  5. I'm with Martha on this. But if it was Gina she kind of points her partner in the right direction when he's happily going off in a completely different one. Why would she do that?

    Same with the brand names, it's usually no problem but if and when you get published your stuff could sit around in a publishing house for one or two years...brand names are always a problem then as it's easy to date a story. But as it's just fine and adds to making it feel real.

    1. It was supposed to be Gina. She treats this crime scene as all others though. Professionally. Charlie is laid back. Without the text, he'd never have worked hard enough to solve it.

      I lost a lot with the word limit too. I had way more to add that might have made it better. Maybe I'll play with it some more.

  6. Im with Jester, Charlie. Gina's too friggin obvious. She's a hot mess with too many red herrings.

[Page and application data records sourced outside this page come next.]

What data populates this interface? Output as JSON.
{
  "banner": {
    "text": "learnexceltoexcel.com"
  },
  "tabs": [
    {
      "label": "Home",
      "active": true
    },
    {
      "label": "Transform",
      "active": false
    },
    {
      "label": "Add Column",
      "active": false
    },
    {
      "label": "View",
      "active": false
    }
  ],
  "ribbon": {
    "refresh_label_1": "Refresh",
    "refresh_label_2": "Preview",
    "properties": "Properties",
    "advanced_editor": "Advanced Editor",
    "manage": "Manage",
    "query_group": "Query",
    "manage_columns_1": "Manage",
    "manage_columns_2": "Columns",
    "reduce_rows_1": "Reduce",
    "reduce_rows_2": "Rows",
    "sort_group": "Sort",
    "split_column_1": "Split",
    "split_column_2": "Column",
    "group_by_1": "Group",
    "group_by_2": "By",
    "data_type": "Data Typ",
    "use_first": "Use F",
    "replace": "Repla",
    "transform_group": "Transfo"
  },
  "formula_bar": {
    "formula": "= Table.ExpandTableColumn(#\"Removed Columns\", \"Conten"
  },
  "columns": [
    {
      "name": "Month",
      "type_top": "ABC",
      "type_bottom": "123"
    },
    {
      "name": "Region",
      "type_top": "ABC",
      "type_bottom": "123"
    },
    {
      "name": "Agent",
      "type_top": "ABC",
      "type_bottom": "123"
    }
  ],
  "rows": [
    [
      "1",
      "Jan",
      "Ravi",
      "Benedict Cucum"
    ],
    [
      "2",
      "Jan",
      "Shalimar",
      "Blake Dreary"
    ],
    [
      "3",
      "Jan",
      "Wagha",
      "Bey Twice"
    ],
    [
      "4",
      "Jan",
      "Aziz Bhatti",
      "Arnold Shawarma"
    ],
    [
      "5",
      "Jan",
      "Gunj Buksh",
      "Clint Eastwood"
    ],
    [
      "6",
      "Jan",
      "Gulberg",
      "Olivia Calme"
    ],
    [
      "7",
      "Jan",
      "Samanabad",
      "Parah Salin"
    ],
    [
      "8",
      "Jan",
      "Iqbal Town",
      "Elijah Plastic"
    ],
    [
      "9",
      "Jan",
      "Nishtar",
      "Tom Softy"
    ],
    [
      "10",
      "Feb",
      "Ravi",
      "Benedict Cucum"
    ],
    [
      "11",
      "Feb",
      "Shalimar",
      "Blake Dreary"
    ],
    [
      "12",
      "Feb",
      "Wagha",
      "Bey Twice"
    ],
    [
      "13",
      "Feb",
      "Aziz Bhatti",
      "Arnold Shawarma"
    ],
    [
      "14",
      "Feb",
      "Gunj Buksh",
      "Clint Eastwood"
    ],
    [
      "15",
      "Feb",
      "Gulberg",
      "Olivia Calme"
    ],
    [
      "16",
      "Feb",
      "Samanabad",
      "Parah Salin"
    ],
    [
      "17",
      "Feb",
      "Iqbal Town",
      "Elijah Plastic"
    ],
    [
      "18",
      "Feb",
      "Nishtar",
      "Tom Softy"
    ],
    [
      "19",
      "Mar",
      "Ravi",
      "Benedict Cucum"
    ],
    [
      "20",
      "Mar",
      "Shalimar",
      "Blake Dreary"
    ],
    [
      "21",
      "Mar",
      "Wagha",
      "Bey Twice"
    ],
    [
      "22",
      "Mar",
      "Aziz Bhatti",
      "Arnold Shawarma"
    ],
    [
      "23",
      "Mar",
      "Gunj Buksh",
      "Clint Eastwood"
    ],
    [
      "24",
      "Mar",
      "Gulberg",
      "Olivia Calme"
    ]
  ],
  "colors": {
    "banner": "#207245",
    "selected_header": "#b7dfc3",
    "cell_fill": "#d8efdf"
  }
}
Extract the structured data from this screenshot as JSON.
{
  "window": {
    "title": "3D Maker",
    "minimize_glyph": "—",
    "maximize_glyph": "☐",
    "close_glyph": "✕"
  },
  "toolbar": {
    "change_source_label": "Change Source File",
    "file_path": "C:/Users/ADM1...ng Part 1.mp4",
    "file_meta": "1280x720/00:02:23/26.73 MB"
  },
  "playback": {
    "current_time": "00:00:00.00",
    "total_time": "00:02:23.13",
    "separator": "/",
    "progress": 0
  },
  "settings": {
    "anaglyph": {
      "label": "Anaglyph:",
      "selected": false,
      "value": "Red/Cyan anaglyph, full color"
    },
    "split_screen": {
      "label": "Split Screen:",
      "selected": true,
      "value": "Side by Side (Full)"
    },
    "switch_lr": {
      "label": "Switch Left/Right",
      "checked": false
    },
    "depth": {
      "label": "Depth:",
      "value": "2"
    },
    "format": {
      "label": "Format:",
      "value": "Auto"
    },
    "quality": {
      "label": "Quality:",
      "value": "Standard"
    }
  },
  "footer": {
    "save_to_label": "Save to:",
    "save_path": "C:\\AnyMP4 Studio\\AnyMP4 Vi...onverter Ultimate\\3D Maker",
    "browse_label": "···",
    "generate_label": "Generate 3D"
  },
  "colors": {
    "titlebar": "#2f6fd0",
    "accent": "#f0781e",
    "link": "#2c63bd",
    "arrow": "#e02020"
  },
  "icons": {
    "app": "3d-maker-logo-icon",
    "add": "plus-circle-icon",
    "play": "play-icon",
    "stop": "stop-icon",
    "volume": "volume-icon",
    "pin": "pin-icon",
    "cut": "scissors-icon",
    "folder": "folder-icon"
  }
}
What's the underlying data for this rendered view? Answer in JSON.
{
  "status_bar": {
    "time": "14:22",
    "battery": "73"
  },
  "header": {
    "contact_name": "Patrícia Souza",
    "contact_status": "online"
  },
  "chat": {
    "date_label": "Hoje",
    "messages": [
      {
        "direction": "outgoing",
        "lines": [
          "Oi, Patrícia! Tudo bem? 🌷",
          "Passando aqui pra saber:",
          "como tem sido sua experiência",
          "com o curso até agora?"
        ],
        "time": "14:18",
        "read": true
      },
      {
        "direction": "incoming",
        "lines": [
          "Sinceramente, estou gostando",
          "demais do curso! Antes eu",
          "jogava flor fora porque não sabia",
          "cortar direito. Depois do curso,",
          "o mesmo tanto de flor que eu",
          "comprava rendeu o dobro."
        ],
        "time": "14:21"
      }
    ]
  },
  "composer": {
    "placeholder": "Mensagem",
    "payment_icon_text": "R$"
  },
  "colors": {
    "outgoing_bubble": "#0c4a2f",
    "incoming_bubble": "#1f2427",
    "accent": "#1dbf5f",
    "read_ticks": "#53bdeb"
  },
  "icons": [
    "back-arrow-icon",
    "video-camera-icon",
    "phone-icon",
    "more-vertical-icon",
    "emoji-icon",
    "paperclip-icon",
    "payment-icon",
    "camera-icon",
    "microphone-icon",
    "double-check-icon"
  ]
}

    I love the cliffhanger.

    I need to comment more. I've been lurking like a champ.

    1. It was supposed to be Gina. She was just doing the job expected of her.
      However, the comments have been making my mind flip back and forth. I may have to work with these two some more.

  7. This turned out fine! I don't know what you were worried about.

    I LOVE the ending... "She Knows" GAH that has me so curious!

    As for constructive advice, I know we shouldn't be too critical of punctuation, but when it affects readability, I feel obligated to say something. Aside from that, great job!

    1. Ack! I'll have to go back and fix that. I'm usually pretty obsessive about my punctuation.
      And thank you, I was really stressed over this. I think I wanted to add more.

  8. Great job! I'm with Brandon, I don't know what you were so worried about ;)

    I pictured everything about the scene of the crime, which made my stomach turn a little by the fault for eating while reading this. I saw it perfectly!

    This definitely left me wanting to read more, the "She knows" could have come from several people so this could make for a great 'who done it'.

    1. Thanks Brandi, sorry about your meal, ;-)
      As I replied to Brandon, this one was hard for me. And after reading the comments, there are so many places to go with it.
      I hadn't planned on revisiting, but....hmmmm.